- Increase your contributions: As your earnings increase, consider increasing you IRA contributions to increase your retirement savings. The earlier you start contributing more, the higher the potential for compounding growth.
- Catch-up contributions: If you’re 50 or over, you may make additional catch-up contributions to your IRA, above your annual limits. This will help you grow your retirement savings, if you had a late start or faced financial setbacks.
- Take into consideration tax diversification: If you have a Traditional IRA, create a Roth IRA to diversify your retirement tax burden. Retirement taxes may be lower with pre-tax and post-tax retirement funds.
- Evaluate your risk tolerance: As you move towards retirement, your tolerance to risk will decrease, and it might be wise to change your asset allocation to protect your savings. As you age, shift your investments to more prudent options like bonds and cash equivalents, in order to minimize the chance of suffering losses that are significant in the years leading up to retirement.
Avoiding Common Pitfalls
To ensure your retirement savings grow steadily, avoid these common mistakes:
- Early withdrawals: Don’t make any early withdrawals of your IRA, as they may be subject to taxes and penalties. In addition, early withdrawals can have a negative impact on the potential for growth from your retirement account.
- Excessive trading: Regular trading could result in commissions and fees that are high, which could eat away at your investment’s return. Choose a long-term investment plan and stay away from the temptation to time the market or seek out short-term profits.
- Procrastination: Do not delay saving for retirement even if it feels like you’re kicking it too early or only have a tiny amount. The longer you wait the longer it takes, the more difficult it will be to reach those retirement objectives.
- Overlooking employer-sponsored retirement plans: Take advantage of your employer’s 401(k) or other retirement plan. Contribute to your employer-sponsored plan and IRA to optimize retirement savings and take advantage of company matching payments.

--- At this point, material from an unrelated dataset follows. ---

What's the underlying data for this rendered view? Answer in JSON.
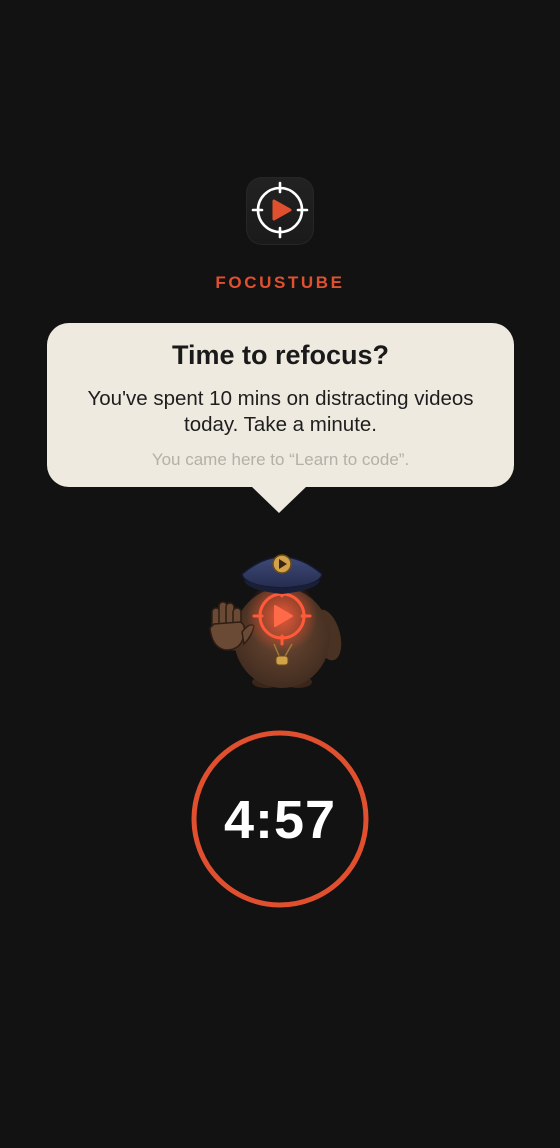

A simple IRA with a $100 initial investment is a viable option for those looking to start your retirement savings journey. By selecting the best provider and making regular contributions and adjusting your strategy as needed, you’ll be able to create a solid foundation to grow your retirement nest egg. Remember that the key to a successful retirement savings plan is to begin early, consistently save and remain disciplined in your strategy.